◆ **What you should do**: Find every line in the records that holds the string "Rutas". Copy each one.

◆ **Records provided**:
================================
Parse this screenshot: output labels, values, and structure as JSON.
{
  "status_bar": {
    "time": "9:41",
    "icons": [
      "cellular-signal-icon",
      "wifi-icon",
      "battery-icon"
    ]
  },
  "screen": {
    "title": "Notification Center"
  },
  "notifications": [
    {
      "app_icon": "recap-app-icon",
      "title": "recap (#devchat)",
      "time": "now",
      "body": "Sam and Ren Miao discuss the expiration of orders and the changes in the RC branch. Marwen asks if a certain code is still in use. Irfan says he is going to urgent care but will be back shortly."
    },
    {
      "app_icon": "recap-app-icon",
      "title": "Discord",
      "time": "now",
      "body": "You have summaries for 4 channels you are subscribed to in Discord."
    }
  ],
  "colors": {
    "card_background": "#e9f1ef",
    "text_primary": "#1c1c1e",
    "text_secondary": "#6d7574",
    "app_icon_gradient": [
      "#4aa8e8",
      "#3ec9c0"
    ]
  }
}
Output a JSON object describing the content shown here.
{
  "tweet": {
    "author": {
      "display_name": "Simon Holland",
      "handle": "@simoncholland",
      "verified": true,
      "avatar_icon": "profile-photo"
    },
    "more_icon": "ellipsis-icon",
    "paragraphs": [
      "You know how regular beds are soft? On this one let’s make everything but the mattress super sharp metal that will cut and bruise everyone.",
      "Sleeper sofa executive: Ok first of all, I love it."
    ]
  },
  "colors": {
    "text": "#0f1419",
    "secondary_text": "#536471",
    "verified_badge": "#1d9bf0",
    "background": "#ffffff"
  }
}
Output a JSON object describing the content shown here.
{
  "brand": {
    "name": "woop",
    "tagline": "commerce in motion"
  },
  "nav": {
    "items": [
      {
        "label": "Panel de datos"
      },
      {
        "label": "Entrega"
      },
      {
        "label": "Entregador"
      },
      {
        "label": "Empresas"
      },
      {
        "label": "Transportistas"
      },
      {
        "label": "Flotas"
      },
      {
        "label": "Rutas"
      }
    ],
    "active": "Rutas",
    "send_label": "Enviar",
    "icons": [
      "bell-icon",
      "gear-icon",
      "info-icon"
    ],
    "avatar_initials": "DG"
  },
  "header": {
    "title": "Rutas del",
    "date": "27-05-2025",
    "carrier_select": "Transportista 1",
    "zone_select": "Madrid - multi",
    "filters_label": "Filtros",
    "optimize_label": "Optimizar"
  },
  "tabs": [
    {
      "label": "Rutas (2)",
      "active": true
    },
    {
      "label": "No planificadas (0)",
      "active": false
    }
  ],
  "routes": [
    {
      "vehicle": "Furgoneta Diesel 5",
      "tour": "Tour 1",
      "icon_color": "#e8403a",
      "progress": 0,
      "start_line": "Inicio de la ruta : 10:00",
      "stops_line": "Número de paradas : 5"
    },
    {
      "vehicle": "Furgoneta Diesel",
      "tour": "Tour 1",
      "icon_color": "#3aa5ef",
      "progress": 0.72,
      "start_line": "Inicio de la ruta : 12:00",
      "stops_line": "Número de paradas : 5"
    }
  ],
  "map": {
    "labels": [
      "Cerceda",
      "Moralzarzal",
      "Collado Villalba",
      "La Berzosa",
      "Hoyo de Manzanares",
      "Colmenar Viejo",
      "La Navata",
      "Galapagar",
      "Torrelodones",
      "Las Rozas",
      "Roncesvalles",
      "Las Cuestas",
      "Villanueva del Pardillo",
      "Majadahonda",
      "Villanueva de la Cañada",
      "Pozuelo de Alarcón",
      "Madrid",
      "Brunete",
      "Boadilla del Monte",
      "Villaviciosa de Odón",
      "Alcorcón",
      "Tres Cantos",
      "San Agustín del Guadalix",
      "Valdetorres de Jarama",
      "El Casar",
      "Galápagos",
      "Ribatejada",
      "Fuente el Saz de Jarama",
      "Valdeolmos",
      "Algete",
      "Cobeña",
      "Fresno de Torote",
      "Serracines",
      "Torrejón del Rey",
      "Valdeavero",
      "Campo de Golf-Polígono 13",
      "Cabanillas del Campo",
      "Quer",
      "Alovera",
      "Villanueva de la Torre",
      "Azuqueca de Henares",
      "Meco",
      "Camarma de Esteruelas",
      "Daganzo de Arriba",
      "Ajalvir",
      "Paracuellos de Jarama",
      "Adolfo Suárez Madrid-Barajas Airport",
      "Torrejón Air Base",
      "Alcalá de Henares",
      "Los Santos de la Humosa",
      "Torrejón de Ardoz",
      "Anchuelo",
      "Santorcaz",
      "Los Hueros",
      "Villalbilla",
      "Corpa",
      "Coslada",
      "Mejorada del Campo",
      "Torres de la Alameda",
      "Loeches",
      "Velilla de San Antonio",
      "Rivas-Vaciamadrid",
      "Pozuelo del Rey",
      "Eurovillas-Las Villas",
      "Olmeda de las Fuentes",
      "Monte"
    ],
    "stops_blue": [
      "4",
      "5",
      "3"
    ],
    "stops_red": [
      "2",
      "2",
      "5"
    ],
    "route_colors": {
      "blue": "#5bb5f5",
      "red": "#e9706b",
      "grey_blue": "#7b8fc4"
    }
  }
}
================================
◆ **Response**:
        "label": "Rutas"
    "active": "Rutas",
    "title": "Rutas del",
      "label": "Rutas (2)",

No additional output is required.